• [WHAT THIS TASK INVOLVES] The answer must consist of each line of the records below that contains the string "implementation".

• [EXTRACTED ENTRIES]
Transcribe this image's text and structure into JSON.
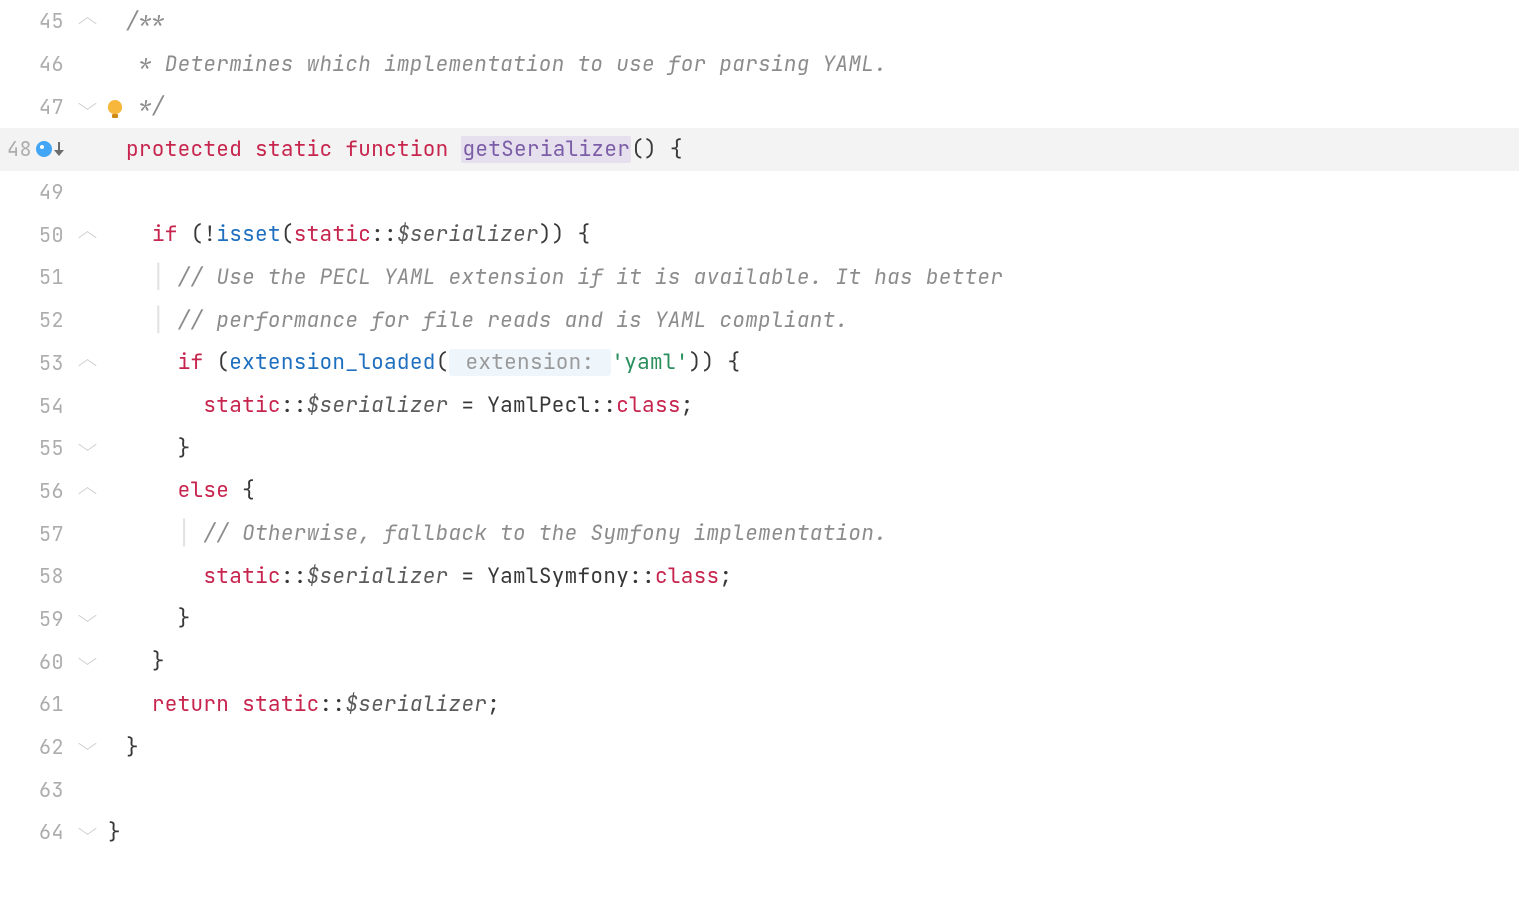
{
  "lines": {
    "45": "45",
    "46": "46",
    "47": "47",
    "48": "48",
    "49": "49",
    "50": "50",
    "51": "51",
    "52": "52",
    "53": "53",
    "54": "54",
    "55": "55",
    "56": "56",
    "57": "57",
    "58": "58",
    "59": "59",
    "60": "60",
    "61": "61",
    "62": "62",
    "63": "63",
    "64": "64"
  },
  "tok": {
    "doc_open": "/**",
    "doc_body": " * Determines which implementation to use for parsing YAML.",
    "doc_close": " */",
    "kw_protected": "protected",
    "kw_static": "static",
    "kw_function": "function",
    "fn_name": "getSerializer",
    "parens_empty": "()",
    "brace_open": "{",
    "brace_close": "}",
    "kw_if": "if",
    "bang": "!",
    "fn_isset": "isset",
    "paren_open": "(",
    "paren_close": ")",
    "dcolon": "::",
    "var_serializer": "$serializer",
    "cmt_pecl1": "// Use the PECL YAML extension if it is available. It has better",
    "cmt_pecl2": "// performance for file reads and is YAML compliant.",
    "fn_ext_loaded": "extension_loaded",
    "hint_ext": " extension: ",
    "str_yaml": "'yaml'",
    "eq": " = ",
    "cls_yamlpecl": "YamlPecl",
    "kw_class": "class",
    "semi": ";",
    "kw_else": "else",
    "cmt_symfony": "// Otherwise, fallback to the Symfony implementation.",
    "cls_yamlsymfony": "YamlSymfony",
    "kw_return": "return"
  }
}
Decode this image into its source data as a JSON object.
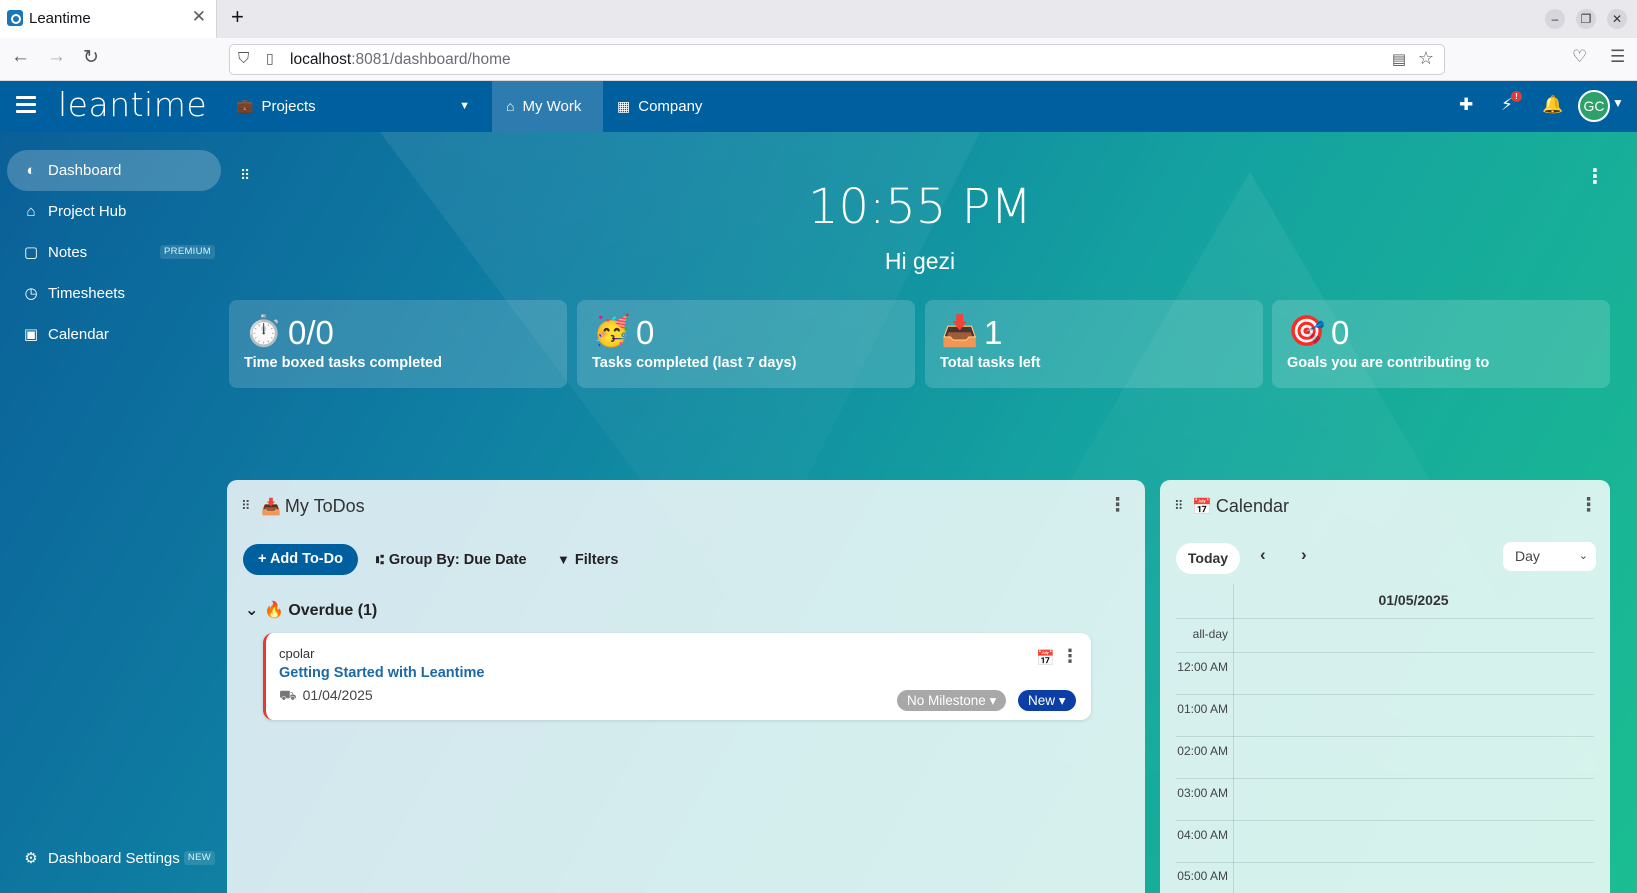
{
  "browser": {
    "tab_title": "Leantime",
    "url_host": "localhost",
    "url_rest": ":8081/dashboard/home"
  },
  "header": {
    "logo": "leantime",
    "projects_label": "Projects",
    "mywork_label": "My Work",
    "company_label": "Company",
    "notification_badge": "!",
    "avatar_initials": "GC"
  },
  "sidebar": {
    "items": [
      {
        "label": "Dashboard",
        "icon": "dashboard-icon"
      },
      {
        "label": "Project Hub",
        "icon": "house-icon"
      },
      {
        "label": "Notes",
        "icon": "note-icon",
        "tag": "PREMIUM"
      },
      {
        "label": "Timesheets",
        "icon": "clock-icon"
      },
      {
        "label": "Calendar",
        "icon": "calendar-icon"
      }
    ],
    "settings": {
      "label": "Dashboard Settings",
      "tag": "NEW"
    }
  },
  "welcome": {
    "time": "10:55 PM",
    "greeting": "Hi gezi"
  },
  "stats": [
    {
      "emoji": "⏱️",
      "value": "0/0",
      "caption": "Time boxed tasks completed"
    },
    {
      "emoji": "🥳",
      "value": "0",
      "caption": "Tasks completed (last 7 days)"
    },
    {
      "emoji": "📥",
      "value": "1",
      "caption": "Total tasks left"
    },
    {
      "emoji": "🎯",
      "value": "0",
      "caption": "Goals you are contributing to"
    }
  ],
  "todos": {
    "title": "My ToDos",
    "title_emoji": "📥",
    "add_label": "+ Add To-Do",
    "group_label": "Group By: Due Date",
    "filters_label": "Filters",
    "group_header": "Overdue (1)",
    "group_emoji": "🔥",
    "items": [
      {
        "project": "cpolar",
        "title": "Getting Started with Leantime",
        "due": "01/04/2025",
        "milestone": "No Milestone",
        "status": "New"
      }
    ]
  },
  "calendar": {
    "title": "Calendar",
    "title_emoji": "📅",
    "today_label": "Today",
    "view": "Day",
    "date": "01/05/2025",
    "allday_label": "all-day",
    "times": [
      "12:00 AM",
      "01:00 AM",
      "02:00 AM",
      "03:00 AM",
      "04:00 AM",
      "05:00 AM"
    ]
  },
  "colors": {
    "header_bg": "#005f9e",
    "accent_blue": "#005f9e",
    "status_new": "#0b3fa6",
    "overdue_red": "#e53935"
  }
}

• [TASK RESULT]
    "doc_body": " * Determines which implementation to use for parsing YAML.",
    "cmt_symfony": "// Otherwise, fallback to the Symfony implementation.",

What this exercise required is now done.